The new cabinet is likely to earn the 109 seats needed for majority approval in the 217-member parliament.
"Are these parties ready to allow the president's cabinet to fall and cause another election to be held at a time of political stalemate and empty state coffers?" Al Bawsala's staff questioned.
As part of the government formation, Zaouia highlighted the PM's difficult task of "acting as arbitrator" in putting together a functioning team, and nominating people to fill the ministerial posts while parties compete over the different ministries.
The highly fractured parliament further complicates the ongoing negotiations, and threatens to make the new government's existence complex too. Even if Fakhfakh's executive gets approved, the parliament's majority will still be very heterogeneous with political groups, including radical Islamists, secularists and leftists.
As Tunisia's new government is in the making, with the formation process dragging, the country needs urgent economic reforms after successive governments have failed to meet people's demands since the 2011 uprising.
Nearly a decade of low growth, high public debt, widespread unemployment, high inflation, diminished purchasing power for citizens and declining services have taken a heavy toll on many Tunisians.
"One common critique for many governments Tunisia has had is they are not organised around a shared vision of change for the country, especially with regards to its economy," Grubman said.
He argued that economic programmes of political parties are often either "very general collections of slogans" or documents created by teams of experts "that do necessarily represent the vision of party members".

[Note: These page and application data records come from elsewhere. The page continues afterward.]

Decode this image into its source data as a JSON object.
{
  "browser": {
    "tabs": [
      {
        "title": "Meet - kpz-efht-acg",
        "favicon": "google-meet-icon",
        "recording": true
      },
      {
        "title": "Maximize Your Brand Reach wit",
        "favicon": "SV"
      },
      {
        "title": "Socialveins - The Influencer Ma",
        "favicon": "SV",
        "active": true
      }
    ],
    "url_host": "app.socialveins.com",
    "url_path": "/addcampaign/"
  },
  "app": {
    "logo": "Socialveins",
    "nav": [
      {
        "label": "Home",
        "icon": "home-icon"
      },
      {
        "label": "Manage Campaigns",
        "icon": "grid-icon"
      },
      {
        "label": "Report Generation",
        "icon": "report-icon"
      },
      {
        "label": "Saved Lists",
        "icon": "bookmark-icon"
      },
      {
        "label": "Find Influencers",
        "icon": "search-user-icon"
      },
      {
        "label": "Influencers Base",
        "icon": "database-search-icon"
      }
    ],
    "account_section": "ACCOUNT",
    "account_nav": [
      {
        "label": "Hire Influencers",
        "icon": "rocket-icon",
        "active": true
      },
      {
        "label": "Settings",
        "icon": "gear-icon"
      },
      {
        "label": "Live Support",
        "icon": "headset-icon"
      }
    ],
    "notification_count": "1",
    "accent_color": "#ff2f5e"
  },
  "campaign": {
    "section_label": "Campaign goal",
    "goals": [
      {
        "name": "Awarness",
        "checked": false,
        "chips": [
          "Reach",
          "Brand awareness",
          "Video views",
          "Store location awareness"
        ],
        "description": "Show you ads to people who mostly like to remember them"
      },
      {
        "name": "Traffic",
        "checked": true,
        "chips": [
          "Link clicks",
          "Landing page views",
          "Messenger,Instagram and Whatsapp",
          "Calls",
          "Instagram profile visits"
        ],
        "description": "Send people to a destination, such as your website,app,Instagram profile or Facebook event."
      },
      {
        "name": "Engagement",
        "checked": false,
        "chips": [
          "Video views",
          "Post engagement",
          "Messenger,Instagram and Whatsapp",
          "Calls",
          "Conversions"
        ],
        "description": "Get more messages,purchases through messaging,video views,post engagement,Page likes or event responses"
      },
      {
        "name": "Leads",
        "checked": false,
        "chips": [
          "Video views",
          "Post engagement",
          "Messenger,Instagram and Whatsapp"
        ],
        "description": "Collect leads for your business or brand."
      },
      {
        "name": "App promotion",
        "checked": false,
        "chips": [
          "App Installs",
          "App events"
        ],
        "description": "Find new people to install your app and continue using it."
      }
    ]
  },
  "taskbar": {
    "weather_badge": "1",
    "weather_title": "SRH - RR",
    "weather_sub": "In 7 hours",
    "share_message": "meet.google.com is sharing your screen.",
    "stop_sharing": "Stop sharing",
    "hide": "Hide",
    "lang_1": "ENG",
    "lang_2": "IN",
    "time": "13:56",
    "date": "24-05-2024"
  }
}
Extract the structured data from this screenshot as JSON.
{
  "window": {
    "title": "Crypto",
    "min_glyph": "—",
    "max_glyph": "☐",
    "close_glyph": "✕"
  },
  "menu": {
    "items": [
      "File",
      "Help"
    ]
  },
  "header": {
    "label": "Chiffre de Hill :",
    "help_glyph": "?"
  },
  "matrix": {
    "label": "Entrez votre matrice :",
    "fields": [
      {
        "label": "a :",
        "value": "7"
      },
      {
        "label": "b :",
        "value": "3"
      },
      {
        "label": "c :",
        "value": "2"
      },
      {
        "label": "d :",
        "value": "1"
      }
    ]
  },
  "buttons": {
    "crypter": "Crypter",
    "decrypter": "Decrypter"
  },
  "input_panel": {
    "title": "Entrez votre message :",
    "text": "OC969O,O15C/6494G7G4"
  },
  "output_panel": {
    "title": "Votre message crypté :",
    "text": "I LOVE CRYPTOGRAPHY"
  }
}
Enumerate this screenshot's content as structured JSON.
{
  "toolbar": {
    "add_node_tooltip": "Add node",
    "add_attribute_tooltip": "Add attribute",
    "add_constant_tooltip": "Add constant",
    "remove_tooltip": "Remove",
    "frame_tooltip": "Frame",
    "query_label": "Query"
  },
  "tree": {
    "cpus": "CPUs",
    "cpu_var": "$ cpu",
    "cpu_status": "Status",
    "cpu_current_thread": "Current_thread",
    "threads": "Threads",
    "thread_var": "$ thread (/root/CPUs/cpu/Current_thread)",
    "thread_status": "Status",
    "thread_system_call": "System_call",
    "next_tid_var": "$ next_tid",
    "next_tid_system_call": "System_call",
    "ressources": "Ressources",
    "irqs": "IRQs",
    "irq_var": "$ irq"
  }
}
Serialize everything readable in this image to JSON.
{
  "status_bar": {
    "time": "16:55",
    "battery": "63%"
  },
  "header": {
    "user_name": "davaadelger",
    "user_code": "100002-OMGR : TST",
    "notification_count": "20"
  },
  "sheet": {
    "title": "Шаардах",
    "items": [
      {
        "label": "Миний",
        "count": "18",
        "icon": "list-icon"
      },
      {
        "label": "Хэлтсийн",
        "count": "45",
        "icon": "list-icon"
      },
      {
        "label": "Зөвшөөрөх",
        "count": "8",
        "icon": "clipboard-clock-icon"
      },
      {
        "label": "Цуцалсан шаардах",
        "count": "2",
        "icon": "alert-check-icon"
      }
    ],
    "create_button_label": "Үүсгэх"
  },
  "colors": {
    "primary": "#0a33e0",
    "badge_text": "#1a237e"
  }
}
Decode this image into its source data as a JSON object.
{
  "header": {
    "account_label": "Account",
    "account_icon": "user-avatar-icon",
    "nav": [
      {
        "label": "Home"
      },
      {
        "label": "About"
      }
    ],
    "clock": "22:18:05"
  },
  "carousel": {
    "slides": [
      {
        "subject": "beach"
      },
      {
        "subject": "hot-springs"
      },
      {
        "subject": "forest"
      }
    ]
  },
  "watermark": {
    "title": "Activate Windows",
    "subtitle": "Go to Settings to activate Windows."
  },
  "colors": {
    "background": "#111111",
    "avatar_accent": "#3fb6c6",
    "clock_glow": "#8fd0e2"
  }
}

Alessandra Bajec is a freelance journalist currently based in Tunis.
Follow her on Twitter: @AlessandraBajec